Citation: Lehmann MF, Simona M, Wyss S, Blees J, Frame CH, Niemann H, Veronesi M and Zopfi J (2015) Powering up the “biogeochemical engine”: the impact of exceptional ventilation of a deep meromictic lake on the lacustrine redox, nutrient, and methane balances. Front. Earth Sci. 3:45. doi: 10.3389/feart.2015.00045
Received: 04 May 2015; Accepted: 27 July 2015;
Published: 17 August 2015.
Edited by:Timothy Ferdelman, Max Planck Institute for Marine Microbiology, Germany
Reviewed by:Scott David Wankel, Woods Hole Oceanographic Institution, USA
William Patrick Gilhooly III, Indiana University – Purdue University Indianapolis, USA
Copyright © 2015 Lehmann, Simona, Wyss, Blees, Frame, Niemann, Veronesi and Zopfi. This is an open-access article distributed under the terms of the Creative Commons Attribution License (CC BY). The use, distribution or reproduction in other forums is permitted, provided the original author(s) or licensor are credited and that the original publication in this journal is cited, in accordance with accepted academic practice. No use, distribution or reproduction is permitted which does not comply with these terms.
*Correspondence: Moritz F. Lehmann, Department of Environmental Sciences, University of Basel, Bernoullistrasse 30, CH-4056 Basel, Switzerland, firstname.lastname@example.org
†Present Address: Silvia Wyss, AquaPlus AG, Zug, Switzerland;

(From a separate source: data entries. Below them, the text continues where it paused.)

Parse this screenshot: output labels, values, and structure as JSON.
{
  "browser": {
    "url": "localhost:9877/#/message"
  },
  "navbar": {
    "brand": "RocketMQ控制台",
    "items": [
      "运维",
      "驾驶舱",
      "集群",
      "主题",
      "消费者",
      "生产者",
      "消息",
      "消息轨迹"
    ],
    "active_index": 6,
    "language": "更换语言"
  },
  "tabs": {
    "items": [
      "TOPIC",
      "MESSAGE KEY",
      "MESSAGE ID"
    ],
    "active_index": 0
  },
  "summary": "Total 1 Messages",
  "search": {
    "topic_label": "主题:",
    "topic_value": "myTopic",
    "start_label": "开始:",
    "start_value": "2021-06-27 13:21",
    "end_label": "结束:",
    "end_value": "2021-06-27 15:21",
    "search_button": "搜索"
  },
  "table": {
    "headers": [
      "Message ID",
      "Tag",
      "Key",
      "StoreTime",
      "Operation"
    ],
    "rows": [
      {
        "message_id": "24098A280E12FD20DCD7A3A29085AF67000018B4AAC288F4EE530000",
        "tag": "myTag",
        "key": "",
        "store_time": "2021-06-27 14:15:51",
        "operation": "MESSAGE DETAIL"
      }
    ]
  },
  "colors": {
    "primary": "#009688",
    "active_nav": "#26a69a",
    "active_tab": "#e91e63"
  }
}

Jan Blees, Laboratory of Atmospheric Chemistry, Paul Scherrer Institute, Villigen, Switzerland